According to some of our commercial apple growers we are going to have a bumper crop of apples this year. A mild spring and warm summer, accompanied by the perfect amount of rainfall, has resulted in a vintage year for our English apples.
Sadly, in my part of Wiltshire that’s not true. We have three apple trees and almost no apples – everyone we know in our valley is in the same boat; it’s so bad that our annual Cider Making Day has had to be cancelled. As you can imagine we’re a little bit upset about that. But, to make up for our loss, I’ve made an exciting discovery – the red fleshed apple. Yes, that’s what I said, red – an apple with a shocking pink/red flesh.
The father of a good friend of mine was a passionate apple man and spent much of his forty years of retirement breeding and developing by grafts and cross-breeding a red-fleshed apple. As a World War II POW, he also spent time looking for ways of controlling the fairly serious side effects from his interment. The result of both of these endeavours was the small Trinity apple; red skinned and red fleshed, high in anti-oxidents and Vitamin C.
I’ve been hearing about these apples for years, but just a few weeks ago some arrived in the post. Could I make some jam? We’d just like to see how it turns out.
Well – who’d pass up that opportunity?
Now, making apple jam/conserve/butter/jelly can be a bit tricky. Apples have a very delicate flavour and too much sugar or being too liberal with the spice can turn it into a tasteless or over-spiced sugary mess. On the other hand, not enough sugar and you’ve just got an apple sauce that won’t keep for long. These particular apples are great cookers, they cook down to a silky pulp and the pretty red colour enriches on cooking.
I decided to make what would strictly be called an Apple Cheese – it’s called a cheese because it’s pushed through a sieve. But I haven’t let it thicken enough to be classed as a cheese. I’ll call it a jam because of its jammy consistency, but its relatively low sugar content would have our EU food police heading for the rulebook. But, to hell with the EU, this is homemade, just for my pantry and my friends and family.

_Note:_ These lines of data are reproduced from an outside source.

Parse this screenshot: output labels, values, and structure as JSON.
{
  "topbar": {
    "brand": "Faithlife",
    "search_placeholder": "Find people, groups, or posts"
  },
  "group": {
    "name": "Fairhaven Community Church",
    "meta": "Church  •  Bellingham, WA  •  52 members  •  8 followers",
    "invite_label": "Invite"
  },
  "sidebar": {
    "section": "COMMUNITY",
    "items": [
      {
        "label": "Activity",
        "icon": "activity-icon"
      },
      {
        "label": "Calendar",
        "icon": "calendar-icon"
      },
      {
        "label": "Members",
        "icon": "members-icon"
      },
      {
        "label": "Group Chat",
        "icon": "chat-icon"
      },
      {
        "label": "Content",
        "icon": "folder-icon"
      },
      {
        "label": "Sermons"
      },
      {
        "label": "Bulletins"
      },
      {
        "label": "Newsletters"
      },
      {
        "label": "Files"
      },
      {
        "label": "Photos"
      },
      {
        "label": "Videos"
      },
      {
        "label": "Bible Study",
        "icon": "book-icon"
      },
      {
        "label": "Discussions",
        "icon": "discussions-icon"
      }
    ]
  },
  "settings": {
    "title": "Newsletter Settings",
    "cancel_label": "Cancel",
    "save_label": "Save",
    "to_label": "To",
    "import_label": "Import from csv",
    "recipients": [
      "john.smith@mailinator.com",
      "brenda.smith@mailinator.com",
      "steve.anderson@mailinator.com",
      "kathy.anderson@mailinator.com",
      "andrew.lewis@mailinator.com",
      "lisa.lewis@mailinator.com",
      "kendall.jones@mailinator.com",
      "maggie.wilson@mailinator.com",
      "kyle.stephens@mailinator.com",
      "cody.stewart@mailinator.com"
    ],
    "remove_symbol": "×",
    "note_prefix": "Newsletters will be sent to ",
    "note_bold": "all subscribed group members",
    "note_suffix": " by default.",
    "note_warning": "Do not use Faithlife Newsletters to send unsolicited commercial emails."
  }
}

Of course, I’m not expecting you to be able to get hold of these red fleshed apples yet… but I hear it won’t be long until you’ll start finding them in the shops. Meanwhile, the recipe below will do for any cooking apples, especially Bramleys.
Holy Trinity Jam

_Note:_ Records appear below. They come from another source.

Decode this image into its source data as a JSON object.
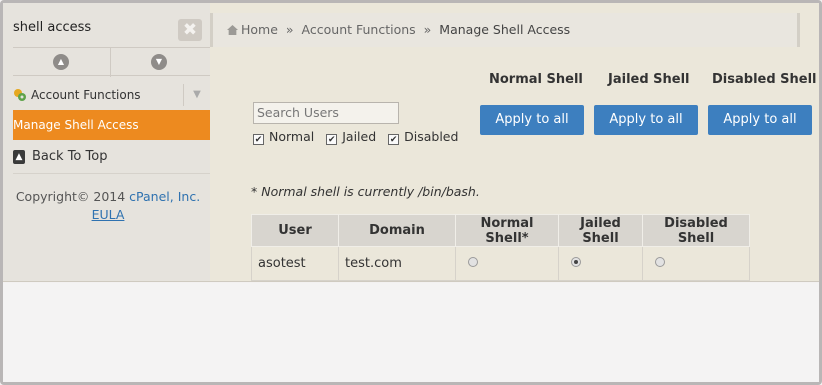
{
  "sidebar": {
    "search_value": "shell access",
    "clear_label": "✖",
    "account_functions": "Account Functions",
    "active_item": "Manage Shell Access",
    "back_to_top": "Back To Top",
    "copyright_prefix": "Copyright© 2014",
    "copyright_link": "cPanel, Inc.",
    "eula": "EULA"
  },
  "breadcrumb": {
    "home": "Home",
    "separator": "»",
    "section": "Account Functions",
    "current": "Manage Shell Access"
  },
  "main": {
    "search_placeholder": "Search Users",
    "filters": [
      "Normal",
      "Jailed",
      "Disabled"
    ],
    "columns": [
      {
        "title": "Normal Shell",
        "button": "Apply to all"
      },
      {
        "title": "Jailed Shell",
        "button": "Apply to all"
      },
      {
        "title": "Disabled Shell",
        "button": "Apply to all"
      }
    ],
    "note": "* Normal shell is currently /bin/bash."
  },
  "table": {
    "headers": [
      "User",
      "Domain",
      "Normal Shell*",
      "Jailed Shell",
      "Disabled Shell"
    ],
    "rows": [
      {
        "user": "asotest",
        "domain": "test.com",
        "selected": "Jailed Shell"
      }
    ]
  },
  "colors": {
    "accent": "#ed8a1f",
    "button": "#3d7fbf",
    "link": "#2f72b0"
  }
}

900g (2lb) Red fleshed apples
½ tsp Ground Cinnamon
200ml (7fl oz) Water
Approx 400g (14oz) Sugar – ordinary granulated will do
Small knob of butter
Put a small, clean plate into the freezer before you start.
Roughly chop the apples – pips, skin and all, and put in a large pan along with the chopped up lemon, ground cinnamon and water. Bring to the boil and simmer until the apples have turned to mush, approx 20-30 mins.
Push the apple pulp through a plastic sieve. Weigh the pulp and return to your clean pan. Add half the weight of sugar to the weight of the pulp. Slowly bring to the boil and let the mixture bubble for approx. 10 minutes. Test whether you have reached setting point by dropping a teaspoon of jam onto the frozen plate. If, after a few seconds, the jam wrinkles when you push it with your finger then it is ready to jar up. If not, simmer for another couple of minutes and test again. When the jam is ready stir in the small knob of butter to get rid of any unsightly scum that might be on the top.
Pour jam into clean and sterilised jars and seal. Because of the low sugar content of this jam it won’t keep for very long, so make small batches and keep in the fridge for no longer than three months.
The Trinity apple is an early ripening, small red fleshed apple. Harvest usually takes place in mid August. The apple has a limited shelf life, probably due to its high juice content, but is a good cooker and perfect for making puree. Next year there will be a limited harvest in Twickenham, England, which could be available for ‘Pick Your Own’ for any interested parties.
If you want more information about the Trinity apple please contact firstname.lastname@example.org.